Think again! At Crescent Heights Dental Clinic, we’ve gathered some of the most common recent questions asked about dentures by our patients. Here are the answers. Don’t use this as the end of your research, but use this information as the starting point to investigating whether getting dentures in Bridgeland is a good option for you.
What kinds of dentures are there?
There are two primary types of dentures with a significant option that applies to each. We’ll introduce both (and the option that applies to both) below:
Complete dentures are designed to replace all of your teeth in one or both arches. Complete dentures are typically made of plastic and composite resin bases that grip porcelain teeth and are held in place on your gums by a suction-formed seal.
Partial dentures are appropriate for patients who are missing many teeth in one or both arches, but not all teeth. Partial dentures replace the missing teeth by holding artificial porcelain teeth in a rigid plastic base or flexible material supported by your gums and/or remaining natural teeth.
Implant-supported dentures are complete or partial dentures that do not rest on your gums to be removed as required and at night, but are permanently connected to your jaw bone through dental implants embedded directly into your jaw. Implant-supported dentures are inherently more stable than removable complete and partial dentures due to the support they derive from the jaw. Having said that, getting implant-supported dentures from a dentist in Crescent Heights is a much more expensive and invasive proposition.
What are the alternatives to dentures?
The alternative to partial dentures for replacing two or more adjacent teeth is a bridge. A bridge is a restoration constructed from gold, porcelain, porcelain fused to metal, or zirconium. Traditional bridges suspend artificial teeth in the gap left behind by your missing teeth while receiving support from healthy natural teeth on either side of the gap, to which the bridge is anchored. This reliance on neighbouring natural teeth is one of the significant downsides of a bridge, particularly since the anchoring teeth need to be altered to accommodate the bridge’s support work.
Implant-supported bridges, on the other hand, do not rely on or even touch neighbouring teeth. Instead, implant-supported bridges are anchored directly into your jaw through implants that prevent bone loss and in fact stimulate the growth of healthy bone tissue.
Can you wear dentures all day?
For the first few days upon receiving dentures, you should wear them day and night. After that, though, you should remove your dentures at night because they’re unnecessary to eliminate unnecessary pressure on your gums and jaw.

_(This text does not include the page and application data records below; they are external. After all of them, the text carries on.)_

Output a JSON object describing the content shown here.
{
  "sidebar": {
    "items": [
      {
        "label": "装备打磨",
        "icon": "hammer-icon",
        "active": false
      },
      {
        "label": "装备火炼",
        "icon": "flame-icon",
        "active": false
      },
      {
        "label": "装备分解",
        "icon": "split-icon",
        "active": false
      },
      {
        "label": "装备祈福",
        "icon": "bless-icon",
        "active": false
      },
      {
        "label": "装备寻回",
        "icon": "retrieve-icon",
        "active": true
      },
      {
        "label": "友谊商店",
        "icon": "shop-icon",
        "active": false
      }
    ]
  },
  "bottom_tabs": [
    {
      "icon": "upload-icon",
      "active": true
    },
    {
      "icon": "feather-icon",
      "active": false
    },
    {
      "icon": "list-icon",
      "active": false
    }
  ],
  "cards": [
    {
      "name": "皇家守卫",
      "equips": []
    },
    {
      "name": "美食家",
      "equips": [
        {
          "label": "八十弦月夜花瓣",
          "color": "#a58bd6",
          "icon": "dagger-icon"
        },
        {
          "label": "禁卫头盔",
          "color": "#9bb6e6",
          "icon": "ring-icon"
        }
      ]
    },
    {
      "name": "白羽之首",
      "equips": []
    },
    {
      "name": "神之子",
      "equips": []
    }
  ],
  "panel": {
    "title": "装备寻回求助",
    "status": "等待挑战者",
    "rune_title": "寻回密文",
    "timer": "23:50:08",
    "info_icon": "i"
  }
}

Will I need to use denture adhesive?
Modern dentures stay in place via suction, not glue. Dental adhesives can increase the stability and security of dentures that are loose or becoming loose due to a poor fit or due to changes in the shape of your gums and jaw over time.
For generations, dentures have been a popular and economical solution for tooth loss. As materials science and implant-supported options continue to evolve, they remain attractive options alongside more permanent options including dental implants. To get all the information about getting dentures near you, and about all your options, contact a dentist near you for a consultation.